Abigail

We Interrupt This Drama to Bring You to Australia!!

Dr. Leo takes us to Australia where kangaroos and koalas support the chronically ill

I had an interesting appointment with Dr. Leo yesterday. Someone asked me to describe it today and two words came to mind: good and sobering. The appointment was good because we talked about a lot of things that were happening and made decisions about what to do for the next few months. I walked away feeling much more informed and in good hands.

At the same time, it was a sobering conversation. Dr. Leo asked me how things were going, and I gave him a fake smile and said that they were pretty much the same as when we last talked. He nodded his head just like Taylor did a few months ago, acknowledging my comment and pausing to recognize the gravity and tragedy of my words.

We talked through a lot of details of my situation, he asked me a lot of questions, and I explained a lot of environmental things that have been going on. We talked about school & being a young adult dealing with this type of illness. He became rather indignant of the way in which my department has treated me because it’s indirectly worsening my condition; he’s pledged to make them stop. (Always nice.)

Then he said something new, something no physician has ever said to me before.
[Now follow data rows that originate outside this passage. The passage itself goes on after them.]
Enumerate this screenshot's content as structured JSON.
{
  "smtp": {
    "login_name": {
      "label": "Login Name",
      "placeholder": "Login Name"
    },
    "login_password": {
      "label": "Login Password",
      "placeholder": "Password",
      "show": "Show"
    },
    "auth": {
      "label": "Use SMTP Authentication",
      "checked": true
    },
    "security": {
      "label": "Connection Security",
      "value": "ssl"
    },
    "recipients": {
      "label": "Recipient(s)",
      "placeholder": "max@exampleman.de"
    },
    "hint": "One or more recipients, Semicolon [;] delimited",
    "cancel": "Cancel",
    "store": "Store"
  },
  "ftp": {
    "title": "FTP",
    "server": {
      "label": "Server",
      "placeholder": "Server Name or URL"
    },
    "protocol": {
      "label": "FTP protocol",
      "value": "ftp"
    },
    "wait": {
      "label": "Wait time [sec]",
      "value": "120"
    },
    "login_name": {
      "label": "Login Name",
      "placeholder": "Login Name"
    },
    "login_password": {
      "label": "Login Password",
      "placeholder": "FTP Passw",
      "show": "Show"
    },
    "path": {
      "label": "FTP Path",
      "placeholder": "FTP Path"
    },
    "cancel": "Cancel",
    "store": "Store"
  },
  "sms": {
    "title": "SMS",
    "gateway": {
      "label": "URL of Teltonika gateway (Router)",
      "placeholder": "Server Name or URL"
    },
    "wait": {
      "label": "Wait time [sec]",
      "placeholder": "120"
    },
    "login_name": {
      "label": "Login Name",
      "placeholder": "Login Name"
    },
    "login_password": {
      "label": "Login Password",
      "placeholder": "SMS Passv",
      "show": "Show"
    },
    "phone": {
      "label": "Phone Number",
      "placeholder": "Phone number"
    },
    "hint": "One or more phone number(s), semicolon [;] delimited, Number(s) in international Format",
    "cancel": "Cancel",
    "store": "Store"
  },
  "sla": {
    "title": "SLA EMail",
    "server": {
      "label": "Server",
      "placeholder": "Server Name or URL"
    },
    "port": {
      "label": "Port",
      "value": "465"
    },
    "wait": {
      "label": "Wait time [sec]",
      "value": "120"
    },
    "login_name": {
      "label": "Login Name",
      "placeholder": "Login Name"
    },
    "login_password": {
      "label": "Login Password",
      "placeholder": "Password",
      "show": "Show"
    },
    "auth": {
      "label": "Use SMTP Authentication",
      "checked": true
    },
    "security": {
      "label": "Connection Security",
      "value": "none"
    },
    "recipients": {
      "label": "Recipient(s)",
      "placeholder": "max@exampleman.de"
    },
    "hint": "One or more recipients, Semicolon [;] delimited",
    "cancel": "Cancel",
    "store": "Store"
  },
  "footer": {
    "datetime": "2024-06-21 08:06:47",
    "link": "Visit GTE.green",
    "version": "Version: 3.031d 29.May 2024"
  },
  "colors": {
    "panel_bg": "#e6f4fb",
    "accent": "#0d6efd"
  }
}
Dr. Leo told me that he didn’t want to put me on new medication as I already seem to be in a rough place. New meds definitely take time to adjust to and my body might not be in a position to handle drastic changes. Instead, he suggested that I follow a diet alteration recently developed in Australia!! The diet itself is fairly similar to the gluten-free/dairy-free regimen I’m already following and the private list of items I try to avoid. The main difference is that I need to pay more attention to the specific vegetables and fruits that I eat. Because its Australian, there are definitely things on the list that I have never heard of like dandelion roots, chicory, and paw paw. It definitely adds amusement to the whole task!! The good thing is that I’m getting to try a whole new world of flavors and textures. So I’m actually expanding my palate, which is one of my goals for this summer.

A sobering conversation but very profitable. Healing and progress are slow and not always moving forward. Answers are hard to come by. Things may not happen in a preferable order. But patience and care and a little bit of humor go a long way.
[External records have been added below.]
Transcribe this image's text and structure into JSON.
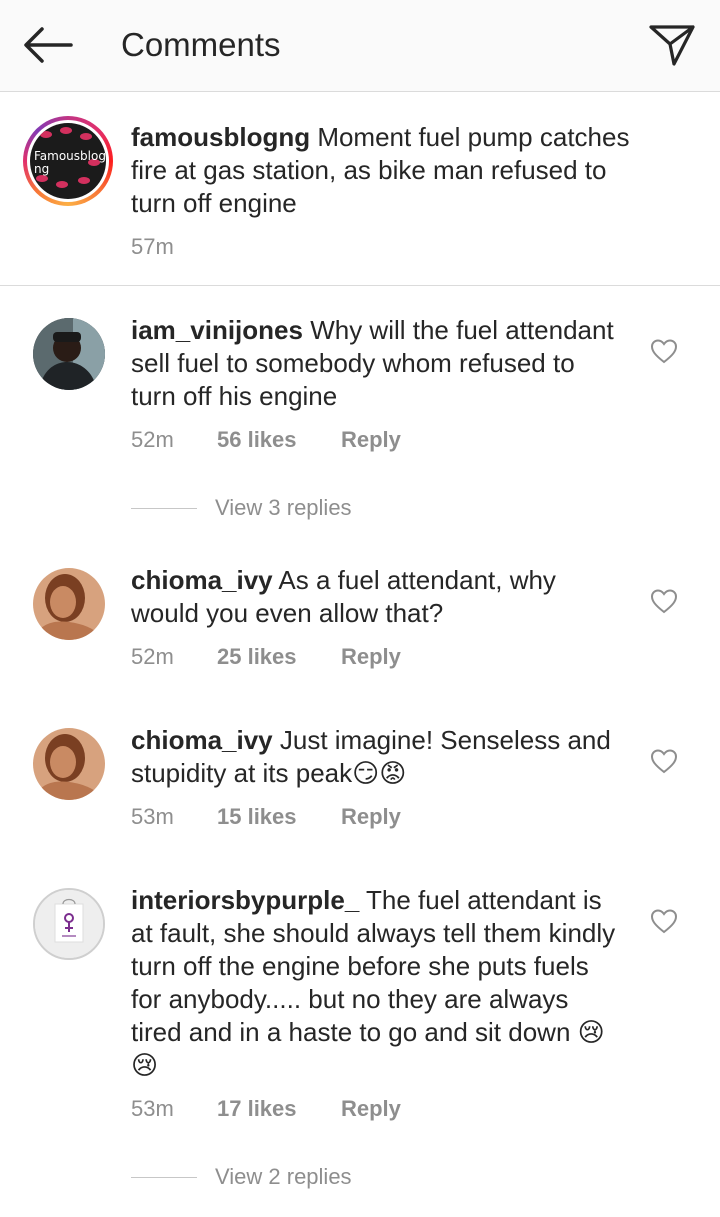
{
  "header": {
    "title": "Comments",
    "back_icon": "arrow-left-icon",
    "send_icon": "paper-plane-icon"
  },
  "caption": {
    "username": "famousblogng",
    "text": " Moment fuel pump catches fire at gas station, as bike man refused to turn off engine",
    "time": "57m",
    "avatar_text": "Famousblog\nng"
  },
  "comments": [
    {
      "username": "iam_vinijones",
      "text": " Why will the fuel attendant sell fuel to somebody whom refused to turn off his engine",
      "time": "52m",
      "likes": "56 likes",
      "reply": "Reply",
      "view_replies": "View 3 replies"
    },
    {
      "username": "chioma_ivy",
      "text": " As a fuel attendant, why would you even allow that?",
      "time": "52m",
      "likes": "25 likes",
      "reply": "Reply"
    },
    {
      "username": "chioma_ivy",
      "text": " Just imagine! Senseless and stupidity at its peak",
      "emoji": "😏😡",
      "time": "53m",
      "likes": "15 likes",
      "reply": "Reply"
    },
    {
      "username": "interiorsbypurple_",
      "text": " The fuel attendant is at fault, she should always tell them kindly turn off the engine before she puts fuels for anybody..... but no they are always tired and in a haste to go and sit down ",
      "emoji": "😢😢",
      "time": "53m",
      "likes": "17 likes",
      "reply": "Reply",
      "view_replies": "View 2 replies"
    }
  ],
  "colors": {
    "text": "#262626",
    "secondary": "#8e8e8e",
    "divider": "#dbdbdb",
    "header_bg": "#fafafa"
  }
}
Progress?

When you’re a chronic patient, what comes to mind with the word progress?

My first few years of being ill, a lot of doctors told me that the reason I was sick was because I wasn’t being proactive and responsible in seeking a diagnosis and treatment. This attitude fostered a lot of growth in me and underscored numerous intense arguments with my family. Now that I’m seeking medical care on my own, no doctor can tell me that I’m not being responsible. But the question remains: am I making progress?

Progress is defined as “forward movement in a given direction or toward a destination”.

For me, medical progress means that we (the medical team and I) are getting closer to knowing what I have and figuring out how to treat it. Of course, there’s another definition of medical progress: feeling better and stronger and able to do more stuff.

The tricky part is that we want both types of medical progress and usually they come at the same time. But for chronic patients, progress type 1 is absolutely necessary to achieve progress type 2. So even if there isn’t quantifiable progress that an outsider might be looking forward to, there is still definite and very real progress happening.

Anything living requires time to heal and to develop. With a chronic illness, time can be measured in months or even years. In the grand scheme of things, it’s amazing to think that a person can even partially recover from a debilitating illness. But in the context of school which measures itself in days and weeks, healing seems to take an eternity.

Sometimes semantics really do distinguish one thought from another. From a conversation with a friend earlier this week, I realized that what I see as much anticipated progress appears as stalemate to an outsider. That outsider assigns a different meaning to progress and then is confused when my behavior doesn’t match the assumed progress.

Thinking out loud,
Abigail